One last follow-up on the signature thing, which is really just a ramble about handwriting.
I was thinking thinky thoughts about handwriting, of course, during that whole affair, and fortuitously happened across an article in Slate about the difficulties of deciphering various people’s scripts. Man, I pity the folks having to wade through that kind of stuff.

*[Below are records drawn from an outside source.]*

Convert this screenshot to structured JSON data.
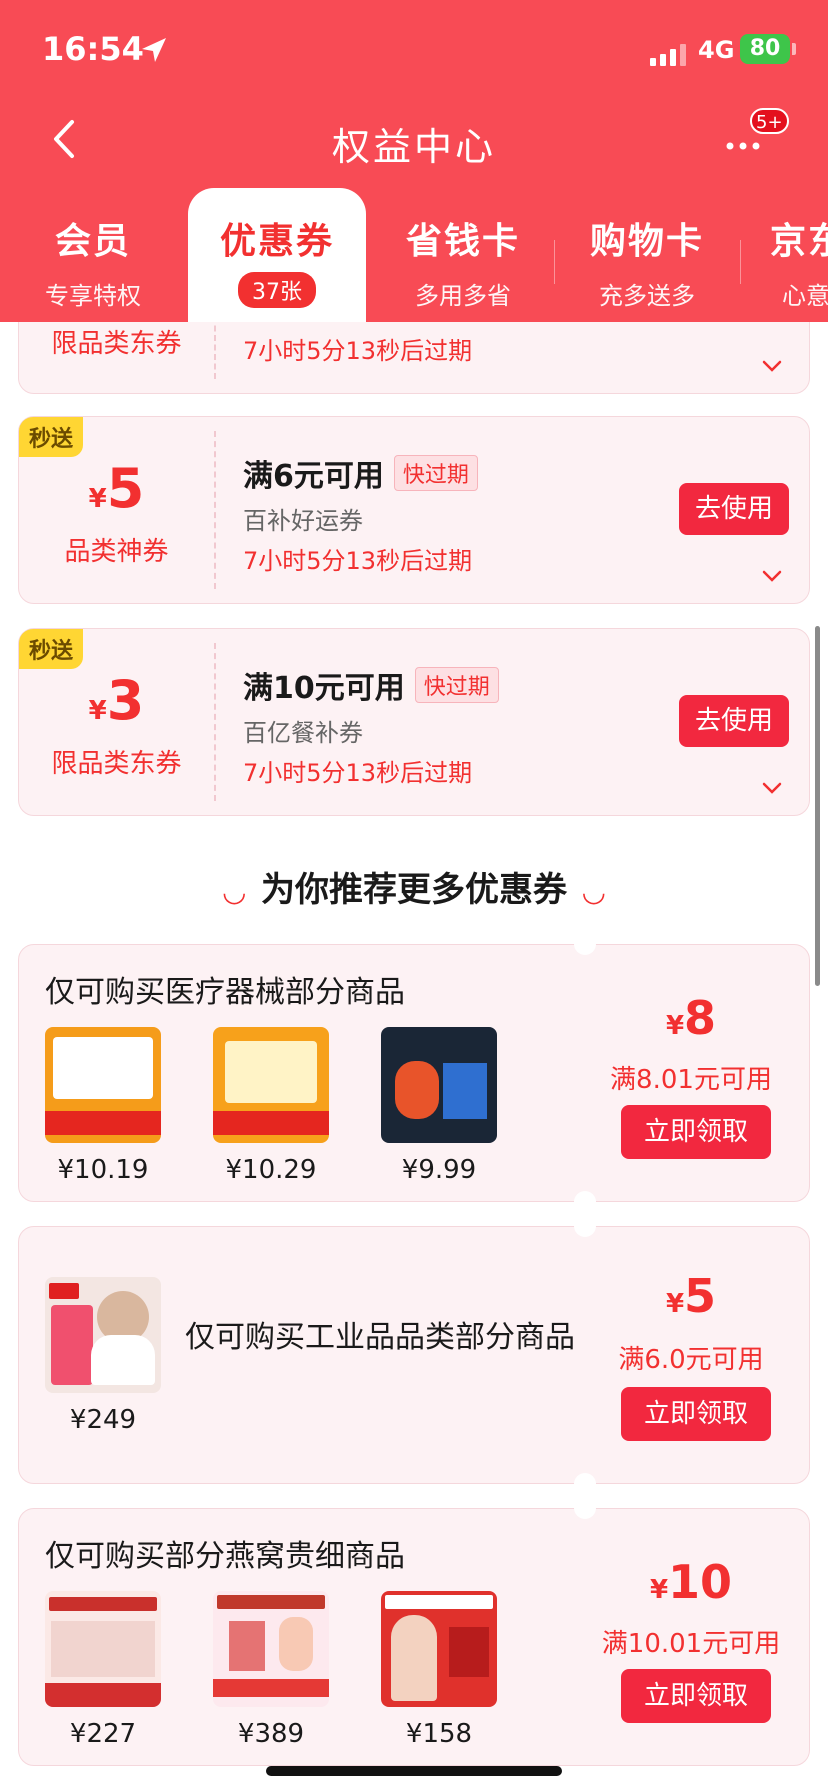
{
  "status": {
    "time": "16:54",
    "network": "4G",
    "battery": "80"
  },
  "nav": {
    "title": "权益中心",
    "badge": "5+"
  },
  "tabs": [
    {
      "title": "会员",
      "sub": "专享特权"
    },
    {
      "title": "优惠券",
      "sub": "37张"
    },
    {
      "title": "省钱卡",
      "sub": "多用多省"
    },
    {
      "title": "购物卡",
      "sub": "充多送多"
    },
    {
      "title": "京东",
      "sub": "心意"
    }
  ],
  "coupons": [
    {
      "name_label": "限品类东券",
      "expire": "7小时5分13秒后过期"
    },
    {
      "tag": "秒送",
      "yen": "¥",
      "amount": "5",
      "type": "品类神券",
      "condition": "满6元可用",
      "soon": "快过期",
      "name": "百补好运券",
      "expire": "7小时5分13秒后过期",
      "button": "去使用"
    },
    {
      "tag": "秒送",
      "yen": "¥",
      "amount": "3",
      "type": "限品类东券",
      "condition": "满10元可用",
      "soon": "快过期",
      "name": "百亿餐补券",
      "expire": "7小时5分13秒后过期",
      "button": "去使用"
    }
  ],
  "recommend": {
    "title": "为你推荐更多优惠券",
    "cards": [
      {
        "title": "仅可购买医疗器械部分商品",
        "yen": "¥",
        "amount": "8",
        "condition": "满8.01元可用",
        "button": "立即领取",
        "products": [
          {
            "price": "¥10.19"
          },
          {
            "price": "¥10.29"
          },
          {
            "price": "¥9.99"
          }
        ]
      },
      {
        "title": "仅可购买工业品品类部分商品",
        "yen": "¥",
        "amount": "5",
        "condition": "满6.0元可用",
        "button": "立即领取",
        "products": [
          {
            "price": "¥249"
          }
        ]
      },
      {
        "title": "仅可购买部分燕窝贵细商品",
        "yen": "¥",
        "amount": "10",
        "condition": "满10.01元可用",
        "button": "立即领取",
        "products": [
          {
            "price": "¥227"
          },
          {
            "price": "¥389"
          },
          {
            "price": "¥158"
          }
        ]
      }
    ]
  },
  "colors": {
    "brand": "#f84b55",
    "accent": "#f23030",
    "tag": "#ffd633"
  }
}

Which brings me to Elizabeth’s handwriting. One of the books I got out of the library while working on the contract language was a collection of her letters, poetry, etc. The book I was looking for was checked out, unfortunately, but I went to the appropriate section anyway, and sure enough found another one I could use. Not until I got home did I realize that fate had handed me a little gift: while the book I’d been after had modernized her spellings, this one consisted of direct transcriptions of every document we have that’s verifiably in Elizabeth’s handwriting. Not only did that mean her idiosyncratic spellings (which can be used, in part, to reconstruct her pronunciation!), but also strike-outs, marginal insertions, re-drafting of speeches . . . and a few photo images of the documents themselves.
First of all, that means the contract is written wherever possible with the spellings Elizabeth favored. (Geekiness, yes, yes, we know.) But it also means I got to look at her handwriting.
The first image is of a translated poem written either by Princess Elizabeth or her tutor. Nobody can tell which, because she, like many students, was copying her tutor’s hand scrupulously. It’s a very nice, clean italic hand, but lacking in personality, as you would expect. Later on they show a letter to Edward Seymour, and there you can see her developed italic, with various flourishes and personal touches that make it distinctively Elizabeth’s handwriting, and nobody else’s. If we’d had more time on the contract thing, I would have been supremely tempted to try and make a font out of it, so we could print the entire document in Elizabeth’s actual hand. But that’s neither here nor there.
The third document gets me right in the gut. Shortly after Mary ascended the throne, she sentenced Elizabeth to imprisonment in the Tower. Elizabeth, stalling for time, asked her guards for leave to write a letter to Mary; she took long enough over it that the tide changed on the Thames, and so her imprisonment was delayed by a day. The image shows the two pages of that letter: in that same italic hand, but messier, less artfully controlled. The lines slant upward, the letter-forms are sharper, and on the second page, uneven diagonal lines cross out the white space between the conclusion and the signature, so that no one could insert additional material that could compromise her already precarious position. The evidence of her worry and fear is breathtaking; looking at her handwriting, I see Elizabeth as a person, not as the much-mythologized Gloriana. She was young and scared and desperate not to be imprisoned. It’s a priceless glimpse into the past.
Aaaand then <snicker> there’s the fourth and last image. The introduction to the book had talked about the distinct shift in Elizabeth’s handwriting after she became Queen, as she adapted her style to her position. Honestly? I though at first that they meant it had become more ornate and regal.
She developed doctor handwriting.
The letter to Sir William Cecil is a nigh-illegible scrawl only vaguely recognizable as italic, or even as Engl — oh, wait, it’s Latin. <g> You can’t even tell at first glance what language it’s in. But (looping back around to that link up above), I understand now why people working on her manuscripts nowadays run into trouble. The letters m and n become vague horizontal wobbles; a’s might be caret marks or o’s. Often they can’t tell her n’s from her u’s, which leads to real trouble in her French letters; whether a word is “us” (nous) or “you” (uous, i.e. vous) can change the entire meaning of a sentence. Throw in the abbreviations and idiosyncratic spelling of the time, swirl it all in a blender (which I think she did), and you’ve got another powerful statement of personality. Elizabeth herself referred to it as “skribling” in a letter to James of Scotland, and a court secretary called it “Queen Elizabeth’s running hand.” It looks like she wrote while running.
It’s an incredible gift, being able to see her handwriting. Whether you buy into graphology or not, certainly our writing expresses our personalities very powerfully.